Every 15 Minutes lied

Every+15+Minutes+lied

The grim reaper seemed to mock the students’ deaths.

By Elizabeth Campbell, Production Editor

On Oct. 4 students were lied to, every 15 minutes.

CHS recently took part in the Every 15 Minutes program that is designed to warn students about the dangers of distracted driving. While the program was well-intended, the message was lost in misguided attempts to both scare and relate to students.

On the first day of the program, a bell rang every 15 minutes to symbolize the “death” of a student. This was well-advertised the week before as a reminder that someone dies every 15 minutes as the result of an alcohol-related collision, a fact  made very prominent across the program’s website.

Except someone doesn’t die every 15 minutes due to an alcohol-related collision.

According to the Center for Disease Control and Prevention (CDC), someone dies every 48 minutes as the result of an alcohol-related collision.

Even if the program’s slogan includes those who die from distracted driving, the statistics still do not come close to matching up.

This misleading slogan insults students’ intelligence and causes mistrust and resentment of the program. In order to earn students trust, the program should update their statistics.

The manipulation of statistics was not the only place the program slipped up. Every time a student was taken out of class to symbolize their “death,” an administrator, parent or police officer read a fake obituary for the student. This was one of the most powerful elements of the program, but it did not leave students stunned for long.

The reading was ruined because of the student volunteers in costume. The students were supposed to be grim reapers,  but the appearance of a fictional character in the midst of a very serious scene caused several students to unsuccessfully suppress the urge to laugh.

Simply leaving out the grim reaper would have made this portion of the program more convincing.

The struggle continued the next day during the assembly. A video was shown that displayed the realistic-looking crash scene. The most memorable part of this video was not the gruesome shots it displayed, but the completely unrealistic and distracting set-up for the scene.

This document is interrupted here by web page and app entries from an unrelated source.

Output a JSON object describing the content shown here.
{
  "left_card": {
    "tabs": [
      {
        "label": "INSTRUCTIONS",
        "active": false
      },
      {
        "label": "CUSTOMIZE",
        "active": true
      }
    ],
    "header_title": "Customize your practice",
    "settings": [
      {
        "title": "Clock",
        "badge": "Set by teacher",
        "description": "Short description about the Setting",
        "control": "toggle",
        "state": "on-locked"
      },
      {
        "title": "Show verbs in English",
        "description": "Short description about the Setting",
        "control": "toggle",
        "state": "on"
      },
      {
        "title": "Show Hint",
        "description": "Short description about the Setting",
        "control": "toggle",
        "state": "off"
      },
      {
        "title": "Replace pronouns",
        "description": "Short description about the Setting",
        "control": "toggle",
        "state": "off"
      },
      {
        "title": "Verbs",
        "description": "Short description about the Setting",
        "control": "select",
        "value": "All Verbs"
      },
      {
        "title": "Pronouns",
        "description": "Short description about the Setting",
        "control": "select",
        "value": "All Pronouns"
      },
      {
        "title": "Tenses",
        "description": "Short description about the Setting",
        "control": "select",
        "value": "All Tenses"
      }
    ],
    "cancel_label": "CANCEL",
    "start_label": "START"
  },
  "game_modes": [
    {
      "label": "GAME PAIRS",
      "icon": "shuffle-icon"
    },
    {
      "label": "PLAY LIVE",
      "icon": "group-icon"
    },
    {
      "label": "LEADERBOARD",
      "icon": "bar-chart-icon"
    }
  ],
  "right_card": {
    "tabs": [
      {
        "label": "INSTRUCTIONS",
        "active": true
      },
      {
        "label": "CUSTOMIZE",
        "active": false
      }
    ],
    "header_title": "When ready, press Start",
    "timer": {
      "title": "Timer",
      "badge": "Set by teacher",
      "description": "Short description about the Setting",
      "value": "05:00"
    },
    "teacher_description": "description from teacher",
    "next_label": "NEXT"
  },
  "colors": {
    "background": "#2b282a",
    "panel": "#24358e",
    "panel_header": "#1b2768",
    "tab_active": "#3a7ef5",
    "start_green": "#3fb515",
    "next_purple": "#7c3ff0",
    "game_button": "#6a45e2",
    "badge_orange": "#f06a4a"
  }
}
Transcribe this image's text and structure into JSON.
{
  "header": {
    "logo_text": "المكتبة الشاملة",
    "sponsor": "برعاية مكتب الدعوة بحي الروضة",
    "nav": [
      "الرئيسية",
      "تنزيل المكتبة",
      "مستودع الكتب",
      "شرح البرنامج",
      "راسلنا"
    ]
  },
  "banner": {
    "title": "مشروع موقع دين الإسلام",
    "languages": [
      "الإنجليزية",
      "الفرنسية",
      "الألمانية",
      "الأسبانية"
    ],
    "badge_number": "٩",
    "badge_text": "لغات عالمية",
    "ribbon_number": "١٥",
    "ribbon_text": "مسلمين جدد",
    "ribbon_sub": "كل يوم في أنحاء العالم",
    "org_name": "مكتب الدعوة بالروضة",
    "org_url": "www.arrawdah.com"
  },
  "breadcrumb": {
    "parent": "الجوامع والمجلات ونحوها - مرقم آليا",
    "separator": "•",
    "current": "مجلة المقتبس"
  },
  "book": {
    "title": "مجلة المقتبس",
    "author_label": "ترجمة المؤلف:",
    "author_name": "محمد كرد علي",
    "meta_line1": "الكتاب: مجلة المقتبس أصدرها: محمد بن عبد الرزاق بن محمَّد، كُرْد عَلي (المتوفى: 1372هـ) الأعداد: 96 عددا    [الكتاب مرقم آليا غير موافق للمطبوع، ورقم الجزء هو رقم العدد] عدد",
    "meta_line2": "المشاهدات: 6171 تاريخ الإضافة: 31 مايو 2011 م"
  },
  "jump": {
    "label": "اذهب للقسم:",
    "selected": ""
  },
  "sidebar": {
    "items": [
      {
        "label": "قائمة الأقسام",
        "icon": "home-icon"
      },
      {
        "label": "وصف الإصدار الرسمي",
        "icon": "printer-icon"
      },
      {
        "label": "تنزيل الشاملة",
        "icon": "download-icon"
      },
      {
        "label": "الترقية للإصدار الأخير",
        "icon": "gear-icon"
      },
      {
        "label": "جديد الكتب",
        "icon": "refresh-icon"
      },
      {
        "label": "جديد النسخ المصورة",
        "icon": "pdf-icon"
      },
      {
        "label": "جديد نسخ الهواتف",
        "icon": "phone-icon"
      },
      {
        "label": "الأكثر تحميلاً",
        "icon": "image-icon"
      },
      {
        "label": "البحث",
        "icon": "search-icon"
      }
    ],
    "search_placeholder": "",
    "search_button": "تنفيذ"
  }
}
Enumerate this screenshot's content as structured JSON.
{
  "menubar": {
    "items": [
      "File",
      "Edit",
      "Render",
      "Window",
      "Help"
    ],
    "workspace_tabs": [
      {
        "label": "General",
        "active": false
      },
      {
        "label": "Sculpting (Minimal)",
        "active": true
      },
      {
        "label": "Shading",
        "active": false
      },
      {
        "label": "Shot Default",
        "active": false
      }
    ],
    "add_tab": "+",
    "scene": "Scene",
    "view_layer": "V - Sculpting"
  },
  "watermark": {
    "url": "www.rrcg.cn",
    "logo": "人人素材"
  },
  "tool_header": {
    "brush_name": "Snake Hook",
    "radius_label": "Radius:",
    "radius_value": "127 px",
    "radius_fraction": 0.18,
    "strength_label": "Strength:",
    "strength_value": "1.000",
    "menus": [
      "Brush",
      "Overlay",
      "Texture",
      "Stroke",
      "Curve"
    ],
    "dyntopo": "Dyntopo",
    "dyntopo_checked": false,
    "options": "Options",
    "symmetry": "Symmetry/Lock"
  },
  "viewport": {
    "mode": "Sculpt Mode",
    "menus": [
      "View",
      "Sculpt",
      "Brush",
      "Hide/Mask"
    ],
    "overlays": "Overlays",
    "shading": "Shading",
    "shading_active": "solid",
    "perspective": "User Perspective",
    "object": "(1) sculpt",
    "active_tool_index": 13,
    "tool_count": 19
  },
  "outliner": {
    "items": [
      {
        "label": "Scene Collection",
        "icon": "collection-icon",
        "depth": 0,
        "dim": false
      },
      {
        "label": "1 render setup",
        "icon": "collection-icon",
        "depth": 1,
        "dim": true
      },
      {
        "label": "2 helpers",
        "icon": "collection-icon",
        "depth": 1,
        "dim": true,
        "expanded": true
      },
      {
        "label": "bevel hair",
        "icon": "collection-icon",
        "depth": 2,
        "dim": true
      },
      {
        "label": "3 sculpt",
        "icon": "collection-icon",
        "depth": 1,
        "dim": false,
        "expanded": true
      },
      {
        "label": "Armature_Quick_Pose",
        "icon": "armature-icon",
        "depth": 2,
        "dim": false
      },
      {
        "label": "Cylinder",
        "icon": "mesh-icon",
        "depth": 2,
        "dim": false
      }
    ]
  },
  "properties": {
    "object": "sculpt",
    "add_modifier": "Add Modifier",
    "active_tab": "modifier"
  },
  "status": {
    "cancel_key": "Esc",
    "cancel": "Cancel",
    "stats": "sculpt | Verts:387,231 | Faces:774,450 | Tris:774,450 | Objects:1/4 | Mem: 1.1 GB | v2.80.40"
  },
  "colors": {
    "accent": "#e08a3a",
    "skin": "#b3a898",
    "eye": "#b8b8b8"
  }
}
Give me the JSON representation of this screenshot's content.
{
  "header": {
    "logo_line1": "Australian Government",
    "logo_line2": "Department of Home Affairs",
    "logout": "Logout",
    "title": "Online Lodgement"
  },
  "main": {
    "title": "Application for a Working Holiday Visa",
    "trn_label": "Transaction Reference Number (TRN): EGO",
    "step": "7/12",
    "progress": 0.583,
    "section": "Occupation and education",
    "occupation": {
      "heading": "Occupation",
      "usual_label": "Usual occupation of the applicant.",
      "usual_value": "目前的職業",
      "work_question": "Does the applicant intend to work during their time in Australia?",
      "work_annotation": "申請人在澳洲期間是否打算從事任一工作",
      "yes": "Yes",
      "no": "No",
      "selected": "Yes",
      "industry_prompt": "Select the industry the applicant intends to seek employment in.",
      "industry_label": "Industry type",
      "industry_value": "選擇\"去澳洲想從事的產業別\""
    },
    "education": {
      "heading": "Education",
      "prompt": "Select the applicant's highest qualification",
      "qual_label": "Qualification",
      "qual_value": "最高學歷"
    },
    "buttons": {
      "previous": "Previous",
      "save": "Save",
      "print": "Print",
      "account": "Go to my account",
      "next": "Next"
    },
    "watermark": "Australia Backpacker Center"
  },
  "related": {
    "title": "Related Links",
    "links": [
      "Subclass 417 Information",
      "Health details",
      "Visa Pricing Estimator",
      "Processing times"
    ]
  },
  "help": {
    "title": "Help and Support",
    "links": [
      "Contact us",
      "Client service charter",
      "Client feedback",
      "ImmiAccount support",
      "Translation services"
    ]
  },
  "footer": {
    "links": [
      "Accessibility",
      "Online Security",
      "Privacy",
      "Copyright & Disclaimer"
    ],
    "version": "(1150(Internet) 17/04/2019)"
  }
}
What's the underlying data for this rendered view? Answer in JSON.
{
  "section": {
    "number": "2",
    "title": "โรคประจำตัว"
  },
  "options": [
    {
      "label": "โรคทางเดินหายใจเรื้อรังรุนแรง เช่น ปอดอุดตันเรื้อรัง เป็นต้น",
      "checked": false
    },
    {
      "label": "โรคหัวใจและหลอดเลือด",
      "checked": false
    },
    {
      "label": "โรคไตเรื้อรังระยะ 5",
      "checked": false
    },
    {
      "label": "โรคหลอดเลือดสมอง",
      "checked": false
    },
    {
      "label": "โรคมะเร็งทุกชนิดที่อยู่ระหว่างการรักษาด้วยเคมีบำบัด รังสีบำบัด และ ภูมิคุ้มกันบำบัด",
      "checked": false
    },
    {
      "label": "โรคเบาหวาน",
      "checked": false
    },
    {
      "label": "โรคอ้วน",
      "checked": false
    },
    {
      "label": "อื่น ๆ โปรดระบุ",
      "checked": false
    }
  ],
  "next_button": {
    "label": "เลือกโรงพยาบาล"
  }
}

It started with three students who, unexcited about facing a football game sober, decided to drink. The scene of girls pulling out a recycling bin full of various containers of alcohol caused many students in the auditorium to break out laughing. This humorous start to the video set the tone for the rest of it, causing many students to see it as a joke and treat it as such.

There was no need to have such a laughable excess of alcohol. By setting up the scene so unrealistically they made the whole scenario seem unrealistic.

Later in the assembly, former Wootton student Sean Mayhew took the stage; Mayhew was convicted of driving under the influence and killed two people. Finally, students were going to hear an actual drunk driver’s story and how it had affected him. Those hopes were dashed, however, when students realized Steve Chaikin, Montgomery County’s Assistant State Attorney, would be staying onstage.

Chaikin interrogated Mayhew. He asked senseless and obvious questions and recieved short, detached answers from Mayhew. The program’s best hope of relating to students and showing them the consequences of drinking and driving was overwhelmed by yet another middle-aged guy desperately trying to scare kids into remission.

Chaikin should have let Mayhew talk. It would have been a lot more informational and memorable to hear the thought process and reactions of someone Mayhew than to hear his answers about how the jailbars felt.

While the program was trying to help stop the serious problem of drinking and driving, its delivery was seriously flawed. The constant mix up of messages and tactics caused an important message from the program to be slayed by the bell.